**** Source data ****

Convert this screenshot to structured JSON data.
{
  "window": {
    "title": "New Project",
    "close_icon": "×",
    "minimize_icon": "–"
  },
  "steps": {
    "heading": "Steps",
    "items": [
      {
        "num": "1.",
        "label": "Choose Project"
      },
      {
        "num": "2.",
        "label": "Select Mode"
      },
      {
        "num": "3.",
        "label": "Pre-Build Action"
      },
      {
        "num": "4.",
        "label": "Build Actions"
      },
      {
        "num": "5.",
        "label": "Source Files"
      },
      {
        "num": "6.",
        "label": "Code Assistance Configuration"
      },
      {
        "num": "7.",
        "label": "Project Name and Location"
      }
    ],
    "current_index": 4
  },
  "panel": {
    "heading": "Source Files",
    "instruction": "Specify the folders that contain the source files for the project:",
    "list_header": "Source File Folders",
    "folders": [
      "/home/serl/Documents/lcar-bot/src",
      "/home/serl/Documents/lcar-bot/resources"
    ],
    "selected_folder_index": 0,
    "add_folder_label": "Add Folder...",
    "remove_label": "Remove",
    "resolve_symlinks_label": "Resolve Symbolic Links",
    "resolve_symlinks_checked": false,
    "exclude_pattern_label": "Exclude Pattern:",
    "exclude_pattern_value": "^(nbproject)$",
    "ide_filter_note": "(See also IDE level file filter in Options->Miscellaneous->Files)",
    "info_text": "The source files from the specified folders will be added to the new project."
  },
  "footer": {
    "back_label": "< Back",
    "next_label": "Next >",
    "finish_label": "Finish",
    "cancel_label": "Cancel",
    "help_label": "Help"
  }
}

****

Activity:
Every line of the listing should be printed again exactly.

Task solution:
Convert this screenshot to structured JSON data.
{
  "window": {
    "title": "New Project",
    "close_icon": "×",
    "minimize_icon": "–"
  },
  "steps": {
    "heading": "Steps",
    "items": [
      {
        "num": "1.",
        "label": "Choose Project"
      },
      {
        "num": "2.",
        "label": "Select Mode"
      },
      {
        "num": "3.",
        "label": "Pre-Build Action"
      },
      {
        "num": "4.",
        "label": "Build Actions"
      },
      {
        "num": "5.",
        "label": "Source Files"
      },
      {
        "num": "6.",
        "label": "Code Assistance Configuration"
      },
      {
        "num": "7.",
        "label": "Project Name and Location"
      }
    ],
    "current_index": 4
  },
  "panel": {
    "heading": "Source Files",
    "instruction": "Specify the folders that contain the source files for the project:",
    "list_header": "Source File Folders",
    "folders": [
      "/home/serl/Documents/lcar-bot/src",
      "/home/serl/Documents/lcar-bot/resources"
    ],
    "selected_folder_index": 0,
    "add_folder_label": "Add Folder...",
    "remove_label": "Remove",
    "resolve_symlinks_label": "Resolve Symbolic Links",
    "resolve_symlinks_checked": false,
    "exclude_pattern_label": "Exclude Pattern:",
    "exclude_pattern_value": "^(nbproject)$",
    "ide_filter_note": "(See also IDE level file filter in Options->Miscellaneous->Files)",
    "info_text": "The source files from the specified folders will be added to the new project."
  },
  "footer": {
    "back_label": "< Back",
    "next_label": "Next >",
    "finish_label": "Finish",
    "cancel_label": "Cancel",
    "help_label": "Help"
  }
}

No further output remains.